■ Your assignment: Extract exactly the range of lines bounded by the line containing "Serialize everything readable" and the final line of the listing, both ends included, and no other lines.

<<<<

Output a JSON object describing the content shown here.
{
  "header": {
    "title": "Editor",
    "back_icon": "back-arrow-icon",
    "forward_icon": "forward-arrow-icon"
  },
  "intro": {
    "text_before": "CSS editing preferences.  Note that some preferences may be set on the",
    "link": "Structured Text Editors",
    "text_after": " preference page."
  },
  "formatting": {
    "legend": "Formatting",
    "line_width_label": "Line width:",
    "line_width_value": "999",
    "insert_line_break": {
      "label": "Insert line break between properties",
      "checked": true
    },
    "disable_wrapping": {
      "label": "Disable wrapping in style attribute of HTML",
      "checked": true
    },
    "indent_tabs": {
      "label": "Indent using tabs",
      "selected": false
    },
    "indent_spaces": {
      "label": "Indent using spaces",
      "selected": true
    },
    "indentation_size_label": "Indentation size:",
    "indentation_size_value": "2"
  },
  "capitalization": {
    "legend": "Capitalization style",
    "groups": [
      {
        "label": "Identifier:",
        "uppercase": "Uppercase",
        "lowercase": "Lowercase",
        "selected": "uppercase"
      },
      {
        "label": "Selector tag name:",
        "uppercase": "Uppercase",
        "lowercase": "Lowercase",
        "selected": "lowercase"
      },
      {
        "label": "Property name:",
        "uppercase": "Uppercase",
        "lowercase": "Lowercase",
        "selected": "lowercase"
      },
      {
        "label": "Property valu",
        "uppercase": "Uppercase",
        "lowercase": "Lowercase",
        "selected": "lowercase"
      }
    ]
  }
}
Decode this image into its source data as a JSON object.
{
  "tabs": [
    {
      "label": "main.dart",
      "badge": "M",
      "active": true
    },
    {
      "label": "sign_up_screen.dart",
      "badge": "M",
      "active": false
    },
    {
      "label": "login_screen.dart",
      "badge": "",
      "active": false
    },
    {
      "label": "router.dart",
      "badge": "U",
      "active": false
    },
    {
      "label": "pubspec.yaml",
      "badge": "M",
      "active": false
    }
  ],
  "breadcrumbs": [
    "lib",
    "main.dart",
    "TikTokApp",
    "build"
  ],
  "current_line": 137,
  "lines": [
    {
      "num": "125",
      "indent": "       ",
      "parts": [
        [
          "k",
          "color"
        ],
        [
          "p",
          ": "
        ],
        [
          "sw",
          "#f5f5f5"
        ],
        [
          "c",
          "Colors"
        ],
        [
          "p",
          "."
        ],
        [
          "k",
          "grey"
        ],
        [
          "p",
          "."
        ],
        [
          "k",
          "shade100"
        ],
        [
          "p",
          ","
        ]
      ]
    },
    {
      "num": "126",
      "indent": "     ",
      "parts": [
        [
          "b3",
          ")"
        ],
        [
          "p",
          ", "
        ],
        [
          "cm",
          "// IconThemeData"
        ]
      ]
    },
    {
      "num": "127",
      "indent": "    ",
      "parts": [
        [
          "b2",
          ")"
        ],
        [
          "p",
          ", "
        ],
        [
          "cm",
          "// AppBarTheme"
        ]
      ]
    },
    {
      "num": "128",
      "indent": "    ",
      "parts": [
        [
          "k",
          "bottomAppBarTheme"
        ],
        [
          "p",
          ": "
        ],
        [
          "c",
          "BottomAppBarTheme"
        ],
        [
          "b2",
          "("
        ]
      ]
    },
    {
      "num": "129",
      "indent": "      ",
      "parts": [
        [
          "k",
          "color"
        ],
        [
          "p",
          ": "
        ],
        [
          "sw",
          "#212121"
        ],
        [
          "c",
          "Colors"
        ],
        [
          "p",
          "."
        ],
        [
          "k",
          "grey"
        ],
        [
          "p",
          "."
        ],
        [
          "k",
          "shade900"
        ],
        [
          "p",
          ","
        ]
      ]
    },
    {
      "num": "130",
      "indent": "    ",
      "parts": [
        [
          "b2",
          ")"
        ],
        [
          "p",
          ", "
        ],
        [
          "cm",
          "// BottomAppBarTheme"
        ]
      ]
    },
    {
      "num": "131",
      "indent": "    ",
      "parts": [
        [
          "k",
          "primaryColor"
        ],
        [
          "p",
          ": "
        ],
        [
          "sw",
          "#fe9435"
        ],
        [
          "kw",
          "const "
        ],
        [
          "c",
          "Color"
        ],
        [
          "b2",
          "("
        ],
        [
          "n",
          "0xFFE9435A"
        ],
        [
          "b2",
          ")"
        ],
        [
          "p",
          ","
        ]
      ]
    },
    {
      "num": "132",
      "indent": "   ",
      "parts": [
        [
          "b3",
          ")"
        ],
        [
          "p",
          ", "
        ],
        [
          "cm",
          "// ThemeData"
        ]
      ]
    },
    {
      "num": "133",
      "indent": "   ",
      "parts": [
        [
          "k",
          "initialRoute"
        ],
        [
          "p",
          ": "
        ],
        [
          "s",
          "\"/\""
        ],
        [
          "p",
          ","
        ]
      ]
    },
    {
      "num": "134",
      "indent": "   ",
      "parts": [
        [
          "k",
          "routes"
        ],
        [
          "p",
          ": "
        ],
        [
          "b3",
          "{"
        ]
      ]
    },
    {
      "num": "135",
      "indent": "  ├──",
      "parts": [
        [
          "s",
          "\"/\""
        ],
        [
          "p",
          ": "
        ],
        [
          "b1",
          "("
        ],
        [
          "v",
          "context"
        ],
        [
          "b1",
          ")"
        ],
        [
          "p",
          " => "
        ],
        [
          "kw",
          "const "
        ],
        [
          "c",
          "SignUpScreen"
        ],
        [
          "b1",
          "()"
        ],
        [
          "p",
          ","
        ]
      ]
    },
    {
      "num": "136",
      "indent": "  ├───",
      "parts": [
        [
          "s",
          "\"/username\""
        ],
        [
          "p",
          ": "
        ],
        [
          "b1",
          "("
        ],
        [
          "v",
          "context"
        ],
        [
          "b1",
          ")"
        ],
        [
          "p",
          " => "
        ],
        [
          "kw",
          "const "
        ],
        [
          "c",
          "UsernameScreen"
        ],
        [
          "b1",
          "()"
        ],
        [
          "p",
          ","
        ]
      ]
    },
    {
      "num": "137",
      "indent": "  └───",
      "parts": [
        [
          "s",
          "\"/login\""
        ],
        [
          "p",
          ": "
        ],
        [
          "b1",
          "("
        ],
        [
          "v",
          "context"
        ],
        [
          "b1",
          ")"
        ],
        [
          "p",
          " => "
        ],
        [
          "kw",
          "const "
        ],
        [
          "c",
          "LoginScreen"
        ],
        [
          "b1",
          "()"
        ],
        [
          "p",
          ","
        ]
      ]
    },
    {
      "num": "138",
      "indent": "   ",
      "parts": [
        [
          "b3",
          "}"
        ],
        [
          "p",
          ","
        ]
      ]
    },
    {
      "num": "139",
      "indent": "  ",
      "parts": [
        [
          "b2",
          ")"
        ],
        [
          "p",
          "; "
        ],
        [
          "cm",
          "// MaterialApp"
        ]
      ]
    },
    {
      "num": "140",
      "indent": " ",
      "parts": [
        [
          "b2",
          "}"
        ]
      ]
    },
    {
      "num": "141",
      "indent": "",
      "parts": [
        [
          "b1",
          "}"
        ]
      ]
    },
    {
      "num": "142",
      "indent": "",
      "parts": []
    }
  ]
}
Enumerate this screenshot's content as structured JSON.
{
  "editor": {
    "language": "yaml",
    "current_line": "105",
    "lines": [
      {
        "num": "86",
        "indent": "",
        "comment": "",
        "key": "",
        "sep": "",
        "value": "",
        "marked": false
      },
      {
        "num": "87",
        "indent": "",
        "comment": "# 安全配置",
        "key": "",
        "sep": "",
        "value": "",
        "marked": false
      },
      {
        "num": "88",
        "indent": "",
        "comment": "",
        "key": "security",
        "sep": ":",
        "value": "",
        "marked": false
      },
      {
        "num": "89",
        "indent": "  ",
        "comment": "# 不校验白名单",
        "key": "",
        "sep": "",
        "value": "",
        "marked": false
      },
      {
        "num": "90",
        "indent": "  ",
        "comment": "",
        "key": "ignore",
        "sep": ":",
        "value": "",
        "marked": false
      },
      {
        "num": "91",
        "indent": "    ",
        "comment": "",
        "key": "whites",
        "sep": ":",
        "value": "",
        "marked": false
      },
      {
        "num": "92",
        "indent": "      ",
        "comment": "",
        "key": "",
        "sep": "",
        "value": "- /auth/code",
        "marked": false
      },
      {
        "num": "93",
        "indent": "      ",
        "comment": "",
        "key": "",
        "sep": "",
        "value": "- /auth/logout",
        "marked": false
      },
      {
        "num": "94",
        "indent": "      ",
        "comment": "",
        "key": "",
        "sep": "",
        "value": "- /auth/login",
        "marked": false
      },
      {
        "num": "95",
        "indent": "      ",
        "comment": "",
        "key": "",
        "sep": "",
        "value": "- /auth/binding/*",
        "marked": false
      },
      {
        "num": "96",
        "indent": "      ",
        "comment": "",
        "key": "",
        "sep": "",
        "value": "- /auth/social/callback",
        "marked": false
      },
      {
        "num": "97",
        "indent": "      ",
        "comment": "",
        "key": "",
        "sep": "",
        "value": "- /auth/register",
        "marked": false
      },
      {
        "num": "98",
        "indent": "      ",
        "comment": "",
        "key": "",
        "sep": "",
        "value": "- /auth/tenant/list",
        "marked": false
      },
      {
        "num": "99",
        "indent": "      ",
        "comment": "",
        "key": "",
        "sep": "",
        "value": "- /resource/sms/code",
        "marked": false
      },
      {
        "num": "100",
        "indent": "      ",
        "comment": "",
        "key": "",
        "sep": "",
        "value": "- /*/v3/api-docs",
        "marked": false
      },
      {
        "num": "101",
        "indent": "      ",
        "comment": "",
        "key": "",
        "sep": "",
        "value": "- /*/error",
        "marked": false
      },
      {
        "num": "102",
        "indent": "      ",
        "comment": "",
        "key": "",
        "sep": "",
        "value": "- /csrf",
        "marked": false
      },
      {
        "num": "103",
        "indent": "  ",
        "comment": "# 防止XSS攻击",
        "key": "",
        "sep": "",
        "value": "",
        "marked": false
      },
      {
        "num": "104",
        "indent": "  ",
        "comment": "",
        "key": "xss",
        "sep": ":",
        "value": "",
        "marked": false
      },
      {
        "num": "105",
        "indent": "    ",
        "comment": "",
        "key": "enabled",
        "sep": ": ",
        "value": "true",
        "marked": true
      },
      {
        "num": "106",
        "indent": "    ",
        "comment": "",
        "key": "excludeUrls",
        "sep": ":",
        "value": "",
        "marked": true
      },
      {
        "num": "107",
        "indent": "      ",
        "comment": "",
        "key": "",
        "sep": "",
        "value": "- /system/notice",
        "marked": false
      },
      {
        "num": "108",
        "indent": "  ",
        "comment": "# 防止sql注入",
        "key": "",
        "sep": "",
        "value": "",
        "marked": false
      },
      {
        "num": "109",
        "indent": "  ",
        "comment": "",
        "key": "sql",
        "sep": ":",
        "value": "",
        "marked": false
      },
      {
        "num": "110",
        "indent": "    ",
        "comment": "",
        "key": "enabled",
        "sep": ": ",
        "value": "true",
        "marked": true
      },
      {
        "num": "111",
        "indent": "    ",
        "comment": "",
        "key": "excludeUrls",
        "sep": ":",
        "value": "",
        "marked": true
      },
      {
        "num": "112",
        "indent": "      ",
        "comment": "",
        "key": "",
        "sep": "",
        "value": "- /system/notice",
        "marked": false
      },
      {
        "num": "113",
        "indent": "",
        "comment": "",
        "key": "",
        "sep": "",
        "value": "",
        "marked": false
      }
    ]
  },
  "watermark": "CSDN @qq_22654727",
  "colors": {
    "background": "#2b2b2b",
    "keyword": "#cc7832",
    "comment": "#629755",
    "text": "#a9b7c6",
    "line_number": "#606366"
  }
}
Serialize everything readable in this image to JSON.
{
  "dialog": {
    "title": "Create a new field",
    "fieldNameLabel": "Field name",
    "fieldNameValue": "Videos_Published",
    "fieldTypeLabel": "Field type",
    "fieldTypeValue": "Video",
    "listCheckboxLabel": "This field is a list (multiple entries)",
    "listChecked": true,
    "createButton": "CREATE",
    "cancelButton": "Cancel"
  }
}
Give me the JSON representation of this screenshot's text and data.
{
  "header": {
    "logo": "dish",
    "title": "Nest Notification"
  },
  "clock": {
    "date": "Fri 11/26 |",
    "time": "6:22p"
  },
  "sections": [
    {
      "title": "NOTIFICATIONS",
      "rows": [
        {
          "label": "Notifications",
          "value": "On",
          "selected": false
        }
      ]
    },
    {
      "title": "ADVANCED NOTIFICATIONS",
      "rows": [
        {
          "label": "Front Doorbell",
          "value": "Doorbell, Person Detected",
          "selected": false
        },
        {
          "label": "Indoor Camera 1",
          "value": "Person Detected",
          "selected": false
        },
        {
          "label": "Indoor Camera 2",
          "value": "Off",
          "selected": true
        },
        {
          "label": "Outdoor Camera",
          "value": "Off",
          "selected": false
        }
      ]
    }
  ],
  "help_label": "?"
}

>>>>

■ Task solution:
Serialize everything readable in this image to JSON.
{
  "dialog": {
    "title": "Create a new field",
    "fieldNameLabel": "Field name",
    "fieldNameValue": "Videos_Published",
    "fieldTypeLabel": "Field type",
    "fieldTypeValue": "Video",
    "listCheckboxLabel": "This field is a list (multiple entries)",
    "listChecked": true,
    "createButton": "CREATE",
    "cancelButton": "Cancel"
  }
}
Give me the JSON representation of this screenshot's text and data.
{
  "header": {
    "logo": "dish",
    "title": "Nest Notification"
  },
  "clock": {
    "date": "Fri 11/26 |",
    "time": "6:22p"
  },
  "sections": [
    {
      "title": "NOTIFICATIONS",
      "rows": [
        {
          "label": "Notifications",
          "value": "On",
          "selected": false
        }
      ]
    },
    {
      "title": "ADVANCED NOTIFICATIONS",
      "rows": [
        {
          "label": "Front Doorbell",
          "value": "Doorbell, Person Detected",
          "selected": false
        },
        {
          "label": "Indoor Camera 1",
          "value": "Person Detected",
          "selected": false
        },
        {
          "label": "Indoor Camera 2",
          "value": "Off",
          "selected": true
        },
        {
          "label": "Outdoor Camera",
          "value": "Off",
          "selected": false
        }
      ]
    }
  ],
  "help_label": "?"
}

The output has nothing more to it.